During the past few weeks, the topic of bear problems on the Sunshine Coast has come up on several occasions.
We told you about the conservation officer having to shoot a number of bears two weeks ago, and it served as a sounding board for several readers in our letters section.
A few months ago, public outcry over the lack of a conservation officer was huge. We had several people write letters condemning the provincial government for cutting back our conservation service.
Now, thanks to several government agencies lobbying on the Coast and even our own MLA Harold Long, a conservation officer was re-established here on the Coast.
Murray Smith has come to town and is doing the best job he can with limited resources.
While it is troubling that Smith had to shoot these bears, for people to suggest it is his fault is ludicrous.
He doesn't want to shoot these bears, but he has no other choice, as it is clear relocation is not an option.
In our opinion, we need to take responsibility for the bear problems.
It is not rocket science, people. Pick the fruit off of your trees, and keep your garbage inside or locked up until pick-up day. Composting should be limited to green, leafy yard waste as opposed to household wastes and back yard bird feeders should be placed at least 15 feet in the air to ensure a bear can't get to them. These are all tips from Smith and have been repeated more than once, but the message seems to be falling on deaf ears.

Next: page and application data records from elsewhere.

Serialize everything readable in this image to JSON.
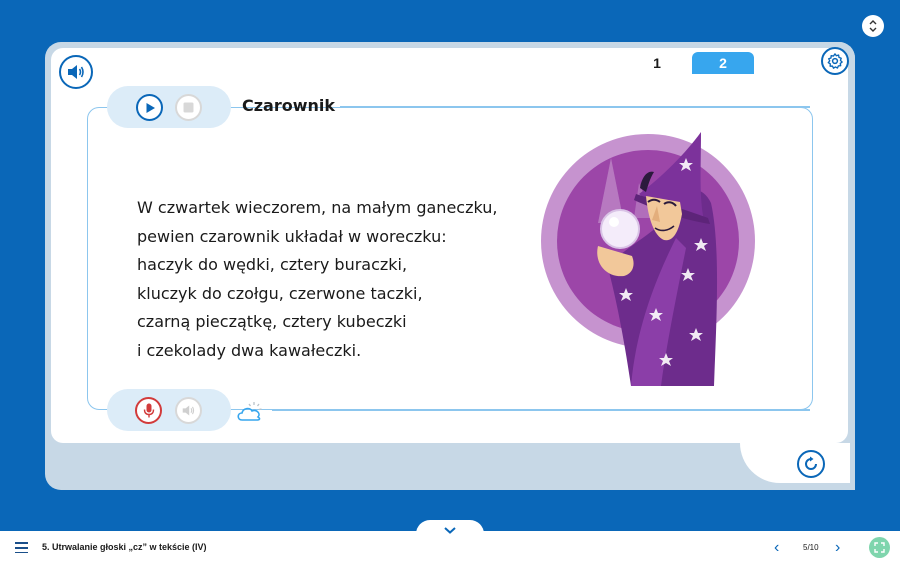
{
  "tabs": [
    {
      "label": "1",
      "active": true
    },
    {
      "label": "2",
      "active": false
    }
  ],
  "exercise": {
    "title": "Czarownik",
    "poem": [
      "W czwartek wieczorem, na małym ganeczku,",
      "pewien czarownik układał w woreczku:",
      "haczyk do wędki, cztery buraczki,",
      "kluczyk do czołgu, czerwone taczki,",
      "czarną pieczątkę, cztery kubeczki",
      "i czekolady dwa kawałeczki."
    ]
  },
  "icons": {
    "speaker": "speaker-icon",
    "settings": "gear-icon",
    "play": "play-icon",
    "stop": "stop-icon",
    "microphone": "microphone-icon",
    "playback": "speaker-icon",
    "weather": "cloud-sun-icon",
    "refresh": "refresh-icon",
    "scroll": "up-down-chevron-icon",
    "menu": "hamburger-menu-icon",
    "fullscreen": "fullscreen-icon"
  },
  "footer": {
    "lesson_title": "5. Utrwalanie głoski „cz” w tekście (IV)",
    "page_indicator": "5/10",
    "prev_label": "‹",
    "next_label": "›"
  },
  "colors": {
    "background": "#0a67b8",
    "frame": "#c7d8e6",
    "accent": "#37a6ee",
    "record": "#d23b3b",
    "fullscreen": "#7fd5ad"
  }
}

This has been an exceptional year for bear complaints and not just here on the Sunshine Coast.
The conservation office in the Sea to Sky Corridor has been flooded with complaints and several bears have been shot there as well. The same can be said all over the Lower Mainland.
Earlier this month in Burnaby, a conservation officer shot a bear while it was trying to get into a Safeway store.
The bottom line is we need to take ownership of the role we play in the problem. We can co-exist with the bears if we start taking the proper steps to reduce the encounters.